I’m still trying to understand the mentality of the local community here. There are many hidden nuances which foreigners should know, accept and follow if they wish to get things done in India.
Tryst with the North
I wanted to explore the real India and, therefore, I traveled up North in the Himalayas for about three months. Moreover, I wanted to introspect and have a better understanding of my feelings without bothering about what other people had to say.
I followed my gut feeling and spent a couple of months alone in Rishikesh. I’d wake up at 5 am, go for yoga classes, bathe under the waterfalls in the jungle, read books and go to sleep by 8:30 pm. I was at peace with myself and wished for this state of mind to last forever.
When the time came to leave for Moscow, I felt like I was returning to the materialistic life again. I could feel a huge difference within me following that trip.

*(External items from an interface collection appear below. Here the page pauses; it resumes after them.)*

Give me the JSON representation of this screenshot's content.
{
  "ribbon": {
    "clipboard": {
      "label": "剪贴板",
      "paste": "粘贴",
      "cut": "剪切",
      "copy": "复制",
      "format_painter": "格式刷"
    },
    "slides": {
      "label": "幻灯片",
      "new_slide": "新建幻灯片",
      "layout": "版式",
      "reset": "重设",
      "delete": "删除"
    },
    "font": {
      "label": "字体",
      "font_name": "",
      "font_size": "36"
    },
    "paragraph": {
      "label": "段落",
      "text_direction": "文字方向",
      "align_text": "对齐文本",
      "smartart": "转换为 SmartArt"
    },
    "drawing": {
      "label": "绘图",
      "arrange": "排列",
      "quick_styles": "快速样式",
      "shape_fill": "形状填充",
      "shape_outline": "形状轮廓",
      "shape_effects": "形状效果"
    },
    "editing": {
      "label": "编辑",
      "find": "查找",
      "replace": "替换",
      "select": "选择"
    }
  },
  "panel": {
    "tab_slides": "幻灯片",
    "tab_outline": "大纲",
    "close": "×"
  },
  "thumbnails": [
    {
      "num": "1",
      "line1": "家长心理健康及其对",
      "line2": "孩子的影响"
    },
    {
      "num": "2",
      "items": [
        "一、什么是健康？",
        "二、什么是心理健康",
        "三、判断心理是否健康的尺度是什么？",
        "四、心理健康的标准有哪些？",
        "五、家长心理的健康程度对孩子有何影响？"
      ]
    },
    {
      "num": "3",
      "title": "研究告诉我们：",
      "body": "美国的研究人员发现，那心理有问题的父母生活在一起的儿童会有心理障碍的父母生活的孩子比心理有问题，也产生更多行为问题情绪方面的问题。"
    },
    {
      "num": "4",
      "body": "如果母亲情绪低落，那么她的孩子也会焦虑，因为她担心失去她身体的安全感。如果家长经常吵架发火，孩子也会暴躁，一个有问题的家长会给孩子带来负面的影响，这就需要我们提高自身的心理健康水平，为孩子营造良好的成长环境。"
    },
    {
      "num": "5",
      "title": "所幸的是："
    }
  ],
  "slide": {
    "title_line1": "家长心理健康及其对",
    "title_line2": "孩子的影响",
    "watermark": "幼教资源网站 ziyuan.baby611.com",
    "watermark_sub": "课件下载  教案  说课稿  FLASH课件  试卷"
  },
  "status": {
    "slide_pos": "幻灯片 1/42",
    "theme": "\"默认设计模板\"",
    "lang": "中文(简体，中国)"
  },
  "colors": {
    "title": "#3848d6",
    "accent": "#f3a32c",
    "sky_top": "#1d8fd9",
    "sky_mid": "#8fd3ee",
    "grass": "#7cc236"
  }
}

Visit to Hemkund Sahib
My visit to Hemkund Sahib in 2010 was the most difficult and spectacular one. I was staying with my ex-husband at that point of time. We saw people wearing orange-colored turbans driving/riding up and down the road. We were curious to know where they were going.
I soon found out about Hemkund Sahib that boasts of a 500-year-old white marble temple, where Sikhs offer their prayers. We decided to visit as well! We took an old bike on rent and started our journey with my husband riding pillion. It was cold and there was no proper food available. We faced lack of sleep and couldn’t even take a shower. There were road blockages. We almost had a bike accident. I still remember how fast my heart started beating when the bike skid. Fortunately, I managed to get the bike straight and continue riding.
We finally reached the last camp where we were required to park our bikes and climb up till the gurudwara. There wasn’t any actual road. We climbed for hours, got wet due to the rain but the view was so breathtakingly beautiful – wild waterfalls, crystal blue sky, rainbows, and lakes – that the trouble was all worth it. It was a surreal experience.
India – Best School of Life
I love that fact that there is always more than enough to explore in India. People are kind and the hospitality is amazing. Life is quite unpredictable and adventurous here. It’s like eating your favorite dessert. No matter how much you eat, it is never enough. You always want more of it.
I have become much wiser, patient and open-minded after moving to Goa. I developed my personal and professional skills here, made mistakes and learned from them and continue to do so. I’ve been able to know and understand myself better. I became physically and mentally stronger after shifting base to India.
Living in India made me understand the different aspects of life. It’s not been an easy road but I’m happy here. I have had the best time and the best experiences in this country for which I will be eternally grateful.
For me, India has been the best school of life.